Background The diagnosis and therapeutic approach to early onset rheumatoid arthritis (RA) patients may be influenced by their access to specialized healthcare units.
Objectives To assess diagnostic and therapeutic delays in RA in Catalonia (Spain) and their relationship with patient’s access to specialized healthcare units.
Methods We carried out a cross-sectional epidemiological survey in 19 Catalonian Rheumatology Centres. Ten consecutive patients newly diagnosed with RA (according to physician criteria) during 2009 and 2010 were recruited from each centre. Together with demographic and clinical variables, several parameters related to diagnostic delay were recorded: 1) Time from first symptom to first rheumatologist appointment, 2) Referral time from General Practitioner (GP) evaluation to first rheumatologist appointment, 3) Time from first symptom onset to final RA diagnosis, 4) Time from first symptom to first DMARD started. The presence/absence of specialized healthcare units was evaluated in all centres: 1) Early arthritis units (EAU), 2) RA Units (RAU), 3) Rapid/preferential programming for RA, 4) Referral algorithms from GPs 5) Primary care (PC) rheumatology units (RUPC) and 6) Primary care rheumatology advisory programme (RAPPC).
Results 183 patients (51M/132F) were included. Mean age 52.7±14 years, mean disease duration 27.3±20 months. Mean delays from the first symptom were; to first rheumatology appointment 10.2±12.7 months, to final RA diagnosis 11.3±13.2 months, and first DMARD 11.1±12.8 months. 34.4% of patients had access to an EAU, 37.2% to an RA unit, 66.1% were evaluated through rapid appointment programming and 31.1% through GP referral algorithms. RUPC and RAPPC were available for 61.7% and 31.7% of patients, respectively. Time from first symptom to first DMARD was associated with EAU (8.4±10.5 vs 12.6±13.7 without EAU, p=0.015) and there was a trend to significance for PC rheumatology units (9.1±10.3 vs. 12.1±13.7, p=0.056), but there was no association with RA units, rapid appointment programming, PC rheumatology advisory or referral algorithms from GP. EAU were associated with a shorter delay from first symptom to first rheumatology appointment (7.5±10 vs. 11.6±13.7; p=0.016) and to the final RA diagnosis (8.8±11.4 vs 12.6±13.7; p=0.046). RUPC and RAPPC were associated with a shorter time between both first symptom and first GP evaluation and time to final RA diagnosis. Preferential appointment programming and referral algorithms from GP were not associated with significant differences in delays.

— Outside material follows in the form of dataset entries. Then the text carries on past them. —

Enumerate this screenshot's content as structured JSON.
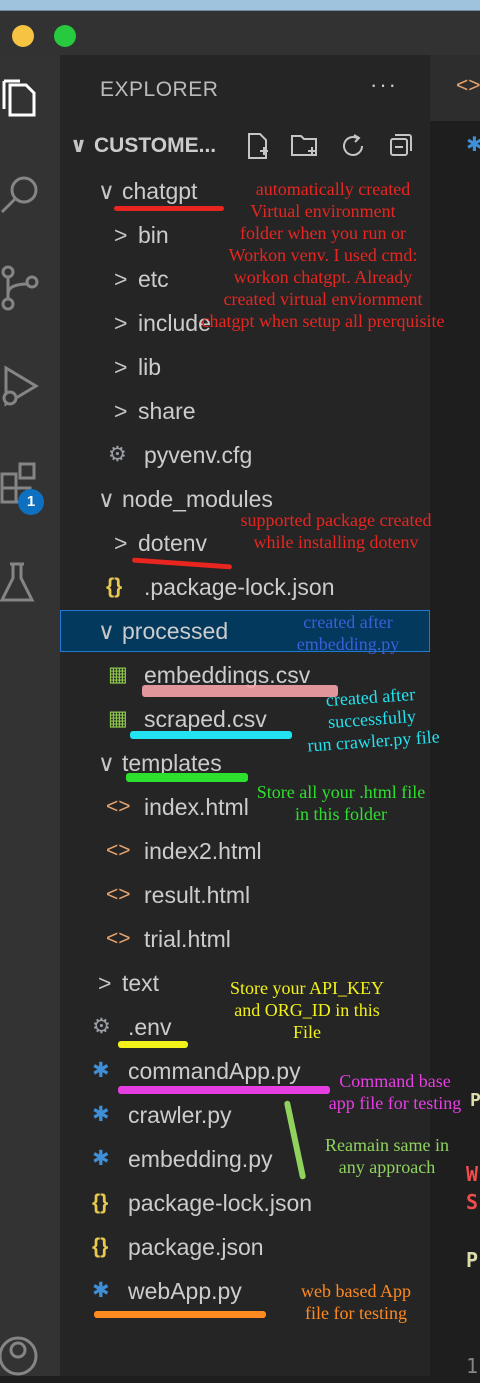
{
  "explorer": {
    "title": "EXPLORER",
    "more": "···",
    "workspace": "CUSTOME...",
    "tab_icon": "<>",
    "editor_fragments": {
      "p": "P",
      "w": "W",
      "s": "S",
      "p2": "P",
      "num": "1"
    }
  },
  "icons": {
    "explorer": "files-icon",
    "search": "search-icon",
    "scm": "source-control-icon",
    "debug": "run-debug-icon",
    "extensions": "extensions-icon",
    "testing": "flask-icon",
    "account": "account-icon",
    "new_file": "new-file-icon",
    "new_folder": "new-folder-icon",
    "refresh": "refresh-icon",
    "collapse": "collapse-all-icon"
  },
  "extensions_badge": "1",
  "tree": [
    {
      "label": "chatgpt",
      "type": "folder",
      "open": true
    },
    {
      "label": "bin",
      "type": "folder",
      "open": false
    },
    {
      "label": "etc",
      "type": "folder",
      "open": false
    },
    {
      "label": "include",
      "type": "folder",
      "open": false
    },
    {
      "label": "lib",
      "type": "folder",
      "open": false
    },
    {
      "label": "share",
      "type": "folder",
      "open": false
    },
    {
      "label": "pyvenv.cfg",
      "type": "config"
    },
    {
      "label": "node_modules",
      "type": "folder",
      "open": true
    },
    {
      "label": "dotenv",
      "type": "folder",
      "open": false
    },
    {
      "label": ".package-lock.json",
      "type": "json"
    },
    {
      "label": "processed",
      "type": "folder",
      "open": true
    },
    {
      "label": "embeddings.csv",
      "type": "csv"
    },
    {
      "label": "scraped.csv",
      "type": "csv"
    },
    {
      "label": "templates",
      "type": "folder",
      "open": true
    },
    {
      "label": "index.html",
      "type": "html"
    },
    {
      "label": "index2.html",
      "type": "html"
    },
    {
      "label": "result.html",
      "type": "html"
    },
    {
      "label": "trial.html",
      "type": "html"
    },
    {
      "label": "text",
      "type": "folder",
      "open": false
    },
    {
      "label": ".env",
      "type": "config"
    },
    {
      "label": "commandApp.py",
      "type": "python"
    },
    {
      "label": "crawler.py",
      "type": "python"
    },
    {
      "label": "embedding.py",
      "type": "python"
    },
    {
      "label": "package-lock.json",
      "type": "json"
    },
    {
      "label": "package.json",
      "type": "json"
    },
    {
      "label": "webApp.py",
      "type": "python"
    }
  ],
  "annotations": {
    "chatgpt": [
      "automatically created",
      "Virtual environment",
      "folder when you run or",
      "Workon venv. I used cmd:",
      "workon chatgpt. Already",
      "created virtual enviornment",
      "chatgpt when setup all prerquisite"
    ],
    "dotenv": [
      "supported package created",
      "while installing dotenv"
    ],
    "processed": [
      "created after",
      "embedding.py"
    ],
    "csv": [
      "created after",
      "successfully",
      "run crawler.py file"
    ],
    "templates": [
      "Store all your .html file",
      "in this folder"
    ],
    "env": [
      "Store your API_KEY",
      "and ORG_ID in this",
      "File"
    ],
    "command": [
      "Command base",
      "app file for testing"
    ],
    "remain": [
      "Reamain same in",
      "any approach"
    ],
    "web": [
      "web based App",
      "file for testing"
    ]
  },
  "colors": {
    "red": "#e8261f",
    "blue_ann": "#3b5fd8",
    "cyan": "#22e3f0",
    "green": "#2ee02e",
    "yellow": "#f2f21a",
    "magenta": "#e63ee3",
    "light_green": "#8fd35e",
    "orange": "#ff8a1f",
    "pink": "#f5a3a8",
    "csv_icon": "#8bc34a",
    "json_icon": "#e8c94f",
    "python_icon": "#3e8fd6",
    "html_icon": "#e7a36d"
  }
}
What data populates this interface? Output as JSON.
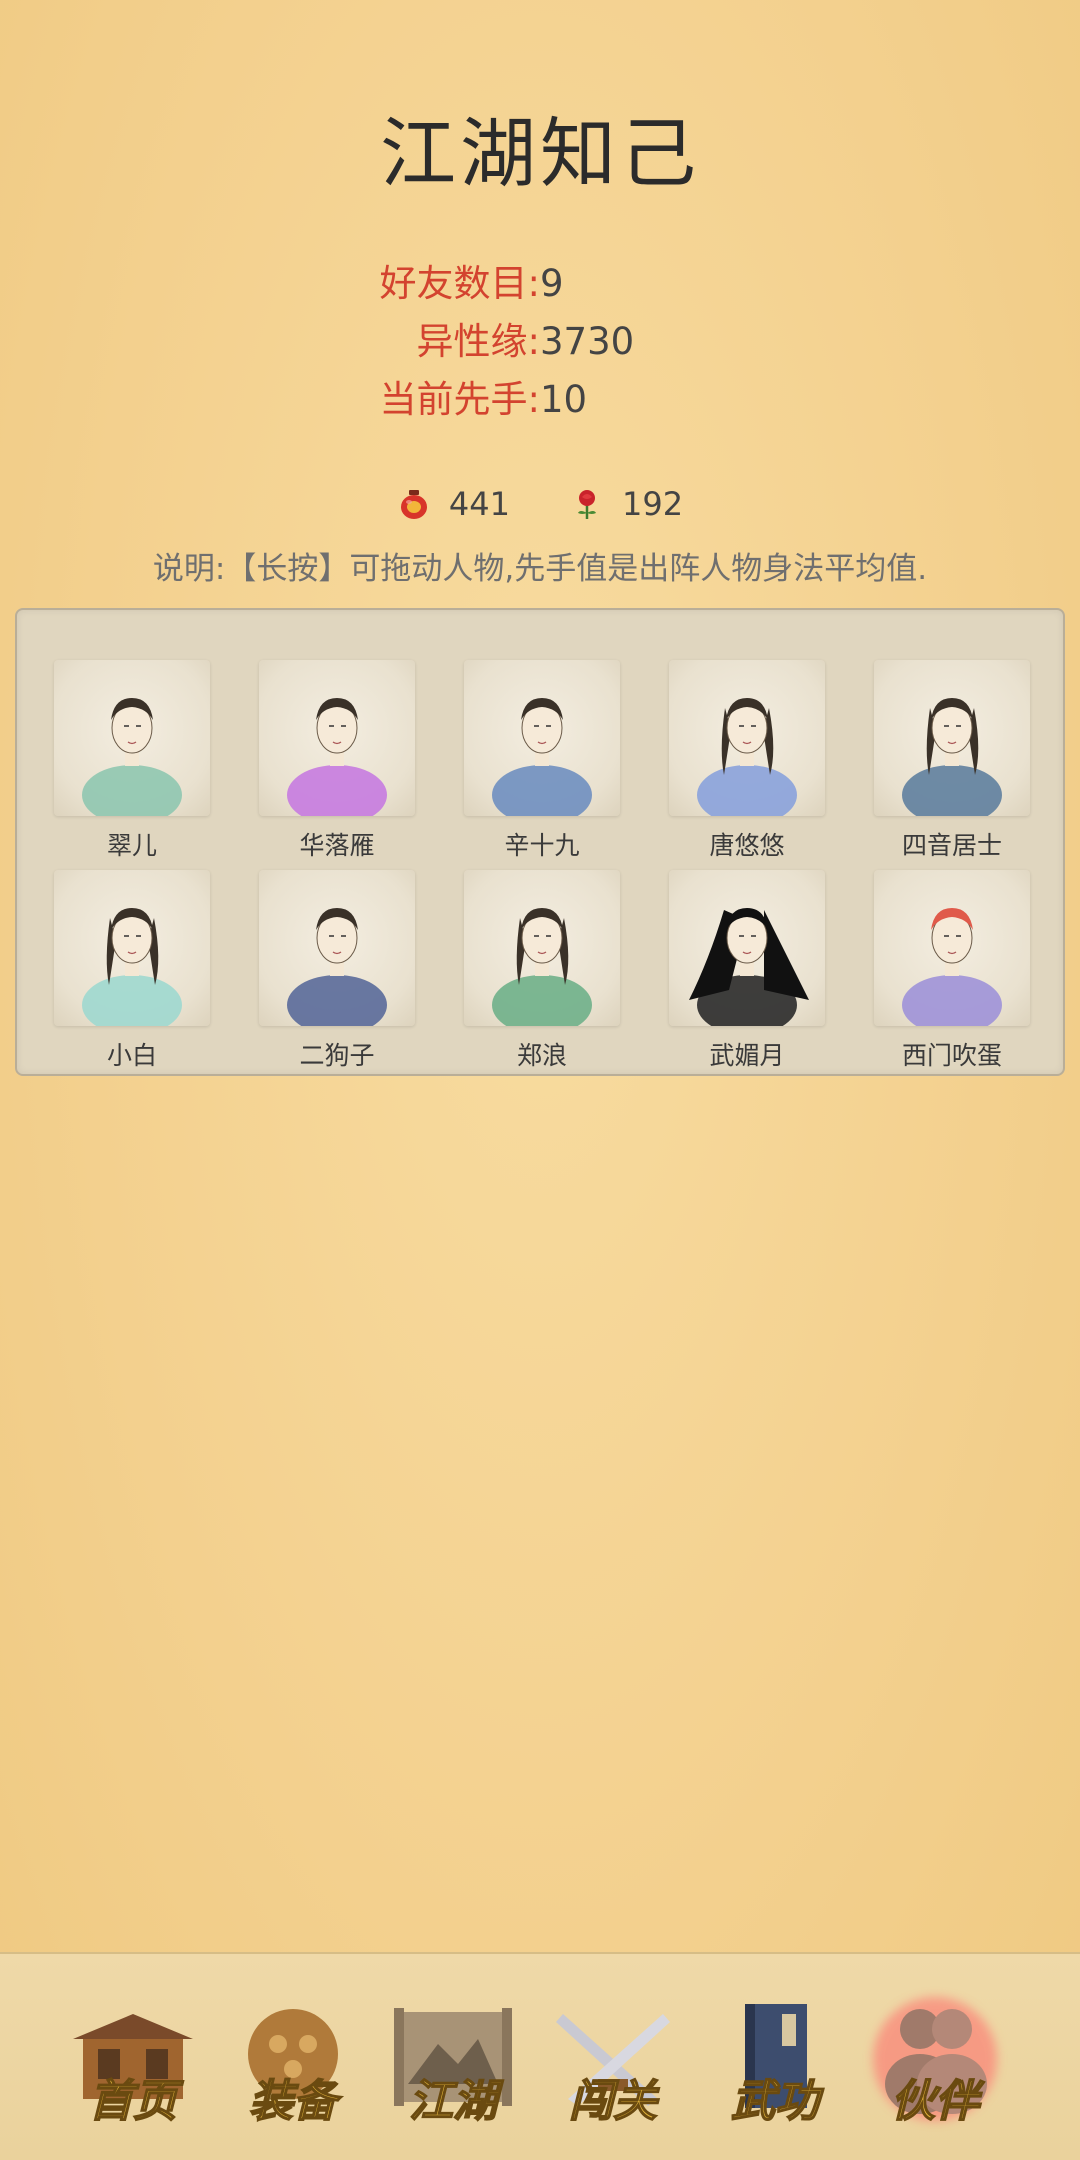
{
  "page": {
    "title": "江湖知己"
  },
  "stats": [
    {
      "label": "好友数目:",
      "value": "9"
    },
    {
      "label": "异性缘:",
      "value": "3730"
    },
    {
      "label": "当前先手:",
      "value": "10"
    }
  ],
  "currency": {
    "wine": {
      "value": "441",
      "icon": "wine-jar-icon"
    },
    "rose": {
      "value": "192",
      "icon": "rose-icon"
    }
  },
  "note": "说明:【长按】可拖动人物,先手值是出阵人物身法平均值.",
  "characters": [
    {
      "name": "翠儿",
      "color": "#8fc7b0"
    },
    {
      "name": "华落雁",
      "color": "#c77be0"
    },
    {
      "name": "辛十九",
      "color": "#6f8fc0"
    },
    {
      "name": "唐悠悠",
      "color": "#8aa2dc"
    },
    {
      "name": "四音居士",
      "color": "#5f7f9f"
    },
    {
      "name": "小白",
      "color": "#9fd8cf"
    },
    {
      "name": "二狗子",
      "color": "#5a6a9a"
    },
    {
      "name": "郑浪",
      "color": "#6fb08a"
    },
    {
      "name": "武媚月",
      "color": "#2a2a2a"
    },
    {
      "name": "西门吹蛋",
      "color": "#9f92d8"
    }
  ],
  "nav": [
    {
      "label": "首页",
      "icon": "house-icon",
      "active": false
    },
    {
      "label": "装备",
      "icon": "armor-icon",
      "active": false
    },
    {
      "label": "江湖",
      "icon": "scroll-map-icon",
      "active": false
    },
    {
      "label": "闯关",
      "icon": "crossed-swords-icon",
      "active": false
    },
    {
      "label": "武功",
      "icon": "book-icon",
      "active": false
    },
    {
      "label": "伙伴",
      "icon": "companions-icon",
      "active": true
    }
  ]
}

Conclusions The mean delay from symptom onset to RA diagnosis or initiation of the first DMARD in Catalonia was 11 months. Patient’s access to specialized units, especially early arthritis units, can improve early diagnosis and treatment of RA.
Disclosure of Interest None Declared